- WHAT YOU ARE ASKED TO DO
Your reply should be the complete data, reproduced exactly.

#####

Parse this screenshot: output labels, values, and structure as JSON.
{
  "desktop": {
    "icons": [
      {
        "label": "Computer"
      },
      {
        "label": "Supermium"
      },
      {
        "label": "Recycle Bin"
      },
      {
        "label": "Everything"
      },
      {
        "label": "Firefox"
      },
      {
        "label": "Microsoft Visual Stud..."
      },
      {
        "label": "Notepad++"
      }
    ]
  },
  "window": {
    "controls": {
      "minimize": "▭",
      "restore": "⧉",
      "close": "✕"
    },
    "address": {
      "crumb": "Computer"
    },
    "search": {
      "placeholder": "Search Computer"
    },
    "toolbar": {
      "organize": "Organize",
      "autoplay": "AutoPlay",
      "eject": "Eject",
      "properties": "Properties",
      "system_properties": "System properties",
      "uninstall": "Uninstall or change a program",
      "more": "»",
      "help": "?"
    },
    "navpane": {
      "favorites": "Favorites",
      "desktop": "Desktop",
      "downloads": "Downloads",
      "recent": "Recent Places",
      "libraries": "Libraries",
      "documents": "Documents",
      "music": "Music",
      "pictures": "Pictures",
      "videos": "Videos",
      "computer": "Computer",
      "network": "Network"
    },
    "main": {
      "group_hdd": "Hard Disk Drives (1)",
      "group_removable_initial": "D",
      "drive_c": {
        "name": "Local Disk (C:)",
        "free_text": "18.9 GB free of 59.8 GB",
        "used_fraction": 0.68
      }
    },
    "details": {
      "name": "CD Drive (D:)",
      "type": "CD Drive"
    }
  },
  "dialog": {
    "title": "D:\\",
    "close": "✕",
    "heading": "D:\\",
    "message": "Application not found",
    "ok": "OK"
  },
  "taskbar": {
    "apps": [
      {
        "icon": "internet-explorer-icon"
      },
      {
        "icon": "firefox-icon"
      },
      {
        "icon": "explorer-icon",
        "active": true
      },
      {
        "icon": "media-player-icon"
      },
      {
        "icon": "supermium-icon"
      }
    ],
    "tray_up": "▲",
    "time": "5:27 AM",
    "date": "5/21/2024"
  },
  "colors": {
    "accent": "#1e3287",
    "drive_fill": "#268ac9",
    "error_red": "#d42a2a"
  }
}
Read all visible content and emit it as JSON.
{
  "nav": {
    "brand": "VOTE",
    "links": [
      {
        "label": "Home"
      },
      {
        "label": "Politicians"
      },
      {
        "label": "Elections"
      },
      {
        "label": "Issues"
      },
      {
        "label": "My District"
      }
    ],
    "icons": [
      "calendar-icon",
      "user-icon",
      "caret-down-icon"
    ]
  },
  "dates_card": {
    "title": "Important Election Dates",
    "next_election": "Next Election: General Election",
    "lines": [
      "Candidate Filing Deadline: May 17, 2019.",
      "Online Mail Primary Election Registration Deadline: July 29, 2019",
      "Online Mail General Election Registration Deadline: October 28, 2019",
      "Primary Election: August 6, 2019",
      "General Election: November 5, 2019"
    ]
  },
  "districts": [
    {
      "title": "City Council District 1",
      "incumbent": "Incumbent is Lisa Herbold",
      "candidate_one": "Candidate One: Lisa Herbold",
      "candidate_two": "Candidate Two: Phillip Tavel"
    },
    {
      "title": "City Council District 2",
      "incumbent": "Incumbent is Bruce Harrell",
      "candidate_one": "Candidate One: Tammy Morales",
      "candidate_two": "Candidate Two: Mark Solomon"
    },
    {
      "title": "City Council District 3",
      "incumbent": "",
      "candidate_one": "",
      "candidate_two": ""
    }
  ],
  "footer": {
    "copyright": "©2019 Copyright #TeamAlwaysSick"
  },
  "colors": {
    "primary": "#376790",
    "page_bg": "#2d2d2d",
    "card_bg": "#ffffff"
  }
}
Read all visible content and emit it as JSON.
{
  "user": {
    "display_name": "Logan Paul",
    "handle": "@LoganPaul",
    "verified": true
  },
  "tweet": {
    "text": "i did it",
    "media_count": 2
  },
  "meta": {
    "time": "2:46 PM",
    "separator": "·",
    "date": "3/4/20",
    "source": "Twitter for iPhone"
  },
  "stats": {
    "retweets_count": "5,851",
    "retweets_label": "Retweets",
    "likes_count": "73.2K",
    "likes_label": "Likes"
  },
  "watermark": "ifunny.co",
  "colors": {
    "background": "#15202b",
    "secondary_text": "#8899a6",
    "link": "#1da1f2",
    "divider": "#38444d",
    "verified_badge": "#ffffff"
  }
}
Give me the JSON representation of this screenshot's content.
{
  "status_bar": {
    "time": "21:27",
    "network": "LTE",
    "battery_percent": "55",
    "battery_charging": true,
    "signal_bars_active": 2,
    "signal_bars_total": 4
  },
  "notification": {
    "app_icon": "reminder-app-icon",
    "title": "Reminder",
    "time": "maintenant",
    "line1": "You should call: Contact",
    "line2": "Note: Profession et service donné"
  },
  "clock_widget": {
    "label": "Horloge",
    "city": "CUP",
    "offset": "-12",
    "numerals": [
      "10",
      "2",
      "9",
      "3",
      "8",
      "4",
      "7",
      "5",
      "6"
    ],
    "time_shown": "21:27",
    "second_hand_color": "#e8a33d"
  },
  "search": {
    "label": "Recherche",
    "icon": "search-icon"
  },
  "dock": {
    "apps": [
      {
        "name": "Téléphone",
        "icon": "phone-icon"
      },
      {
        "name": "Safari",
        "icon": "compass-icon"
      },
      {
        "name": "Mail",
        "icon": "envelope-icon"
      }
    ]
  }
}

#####

- ANSWER AREA
Parse this screenshot: output labels, values, and structure as JSON.
{
  "desktop": {
    "icons": [
      {
        "label": "Computer"
      },
      {
        "label": "Supermium"
      },
      {
        "label": "Recycle Bin"
      },
      {
        "label": "Everything"
      },
      {
        "label": "Firefox"
      },
      {
        "label": "Microsoft Visual Stud..."
      },
      {
        "label": "Notepad++"
      }
    ]
  },
  "window": {
    "controls": {
      "minimize": "▭",
      "restore": "⧉",
      "close": "✕"
    },
    "address": {
      "crumb": "Computer"
    },
    "search": {
      "placeholder": "Search Computer"
    },
    "toolbar": {
      "organize": "Organize",
      "autoplay": "AutoPlay",
      "eject": "Eject",
      "properties": "Properties",
      "system_properties": "System properties",
      "uninstall": "Uninstall or change a program",
      "more": "»",
      "help": "?"
    },
    "navpane": {
      "favorites": "Favorites",
      "desktop": "Desktop",
      "downloads": "Downloads",
      "recent": "Recent Places",
      "libraries": "Libraries",
      "documents": "Documents",
      "music": "Music",
      "pictures": "Pictures",
      "videos": "Videos",
      "computer": "Computer",
      "network": "Network"
    },
    "main": {
      "group_hdd": "Hard Disk Drives (1)",
      "group_removable_initial": "D",
      "drive_c": {
        "name": "Local Disk (C:)",
        "free_text": "18.9 GB free of 59.8 GB",
        "used_fraction": 0.68
      }
    },
    "details": {
      "name": "CD Drive (D:)",
      "type": "CD Drive"
    }
  },
  "dialog": {
    "title": "D:\\",
    "close": "✕",
    "heading": "D:\\",
    "message": "Application not found",
    "ok": "OK"
  },
  "taskbar": {
    "apps": [
      {
        "icon": "internet-explorer-icon"
      },
      {
        "icon": "firefox-icon"
      },
      {
        "icon": "explorer-icon",
        "active": true
      },
      {
        "icon": "media-player-icon"
      },
      {
        "icon": "supermium-icon"
      }
    ],
    "tray_up": "▲",
    "time": "5:27 AM",
    "date": "5/21/2024"
  },
  "colors": {
    "accent": "#1e3287",
    "drive_fill": "#268ac9",
    "error_red": "#d42a2a"
  }
}
Read all visible content and emit it as JSON.
{
  "nav": {
    "brand": "VOTE",
    "links": [
      {
        "label": "Home"
      },
      {
        "label": "Politicians"
      },
      {
        "label": "Elections"
      },
      {
        "label": "Issues"
      },
      {
        "label": "My District"
      }
    ],
    "icons": [
      "calendar-icon",
      "user-icon",
      "caret-down-icon"
    ]
  },
  "dates_card": {
    "title": "Important Election Dates",
    "next_election": "Next Election: General Election",
    "lines": [
      "Candidate Filing Deadline: May 17, 2019.",
      "Online Mail Primary Election Registration Deadline: July 29, 2019",
      "Online Mail General Election Registration Deadline: October 28, 2019",
      "Primary Election: August 6, 2019",
      "General Election: November 5, 2019"
    ]
  },
  "districts": [
    {
      "title": "City Council District 1",
      "incumbent": "Incumbent is Lisa Herbold",
      "candidate_one": "Candidate One: Lisa Herbold",
      "candidate_two": "Candidate Two: Phillip Tavel"
    },
    {
      "title": "City Council District 2",
      "incumbent": "Incumbent is Bruce Harrell",
      "candidate_one": "Candidate One: Tammy Morales",
      "candidate_two": "Candidate Two: Mark Solomon"
    },
    {
      "title": "City Council District 3",
      "incumbent": "",
      "candidate_one": "",
      "candidate_two": ""
    }
  ],
  "footer": {
    "copyright": "©2019 Copyright #TeamAlwaysSick"
  },
  "colors": {
    "primary": "#376790",
    "page_bg": "#2d2d2d",
    "card_bg": "#ffffff"
  }
}
Read all visible content and emit it as JSON.
{
  "user": {
    "display_name": "Logan Paul",
    "handle": "@LoganPaul",
    "verified": true
  },
  "tweet": {
    "text": "i did it",
    "media_count": 2
  },
  "meta": {
    "time": "2:46 PM",
    "separator": "·",
    "date": "3/4/20",
    "source": "Twitter for iPhone"
  },
  "stats": {
    "retweets_count": "5,851",
    "retweets_label": "Retweets",
    "likes_count": "73.2K",
    "likes_label": "Likes"
  },
  "watermark": "ifunny.co",
  "colors": {
    "background": "#15202b",
    "secondary_text": "#8899a6",
    "link": "#1da1f2",
    "divider": "#38444d",
    "verified_badge": "#ffffff"
  }
}
Give me the JSON representation of this screenshot's content.
{
  "status_bar": {
    "time": "21:27",
    "network": "LTE",
    "battery_percent": "55",
    "battery_charging": true,
    "signal_bars_active": 2,
    "signal_bars_total": 4
  },
  "notification": {
    "app_icon": "reminder-app-icon",
    "title": "Reminder",
    "time": "maintenant",
    "line1": "You should call: Contact",
    "line2": "Note: Profession et service donné"
  },
  "clock_widget": {
    "label": "Horloge",
    "city": "CUP",
    "offset": "-12",
    "numerals": [
      "10",
      "2",
      "9",
      "3",
      "8",
      "4",
      "7",
      "5",
      "6"
    ],
    "time_shown": "21:27",
    "second_hand_color": "#e8a33d"
  },
  "search": {
    "label": "Recherche",
    "icon": "search-icon"
  },
  "dock": {
    "apps": [
      {
        "name": "Téléphone",
        "icon": "phone-icon"
      },
      {
        "name": "Safari",
        "icon": "compass-icon"
      },
      {
        "name": "Mail",
        "icon": "envelope-icon"
      }
    ]
  }
}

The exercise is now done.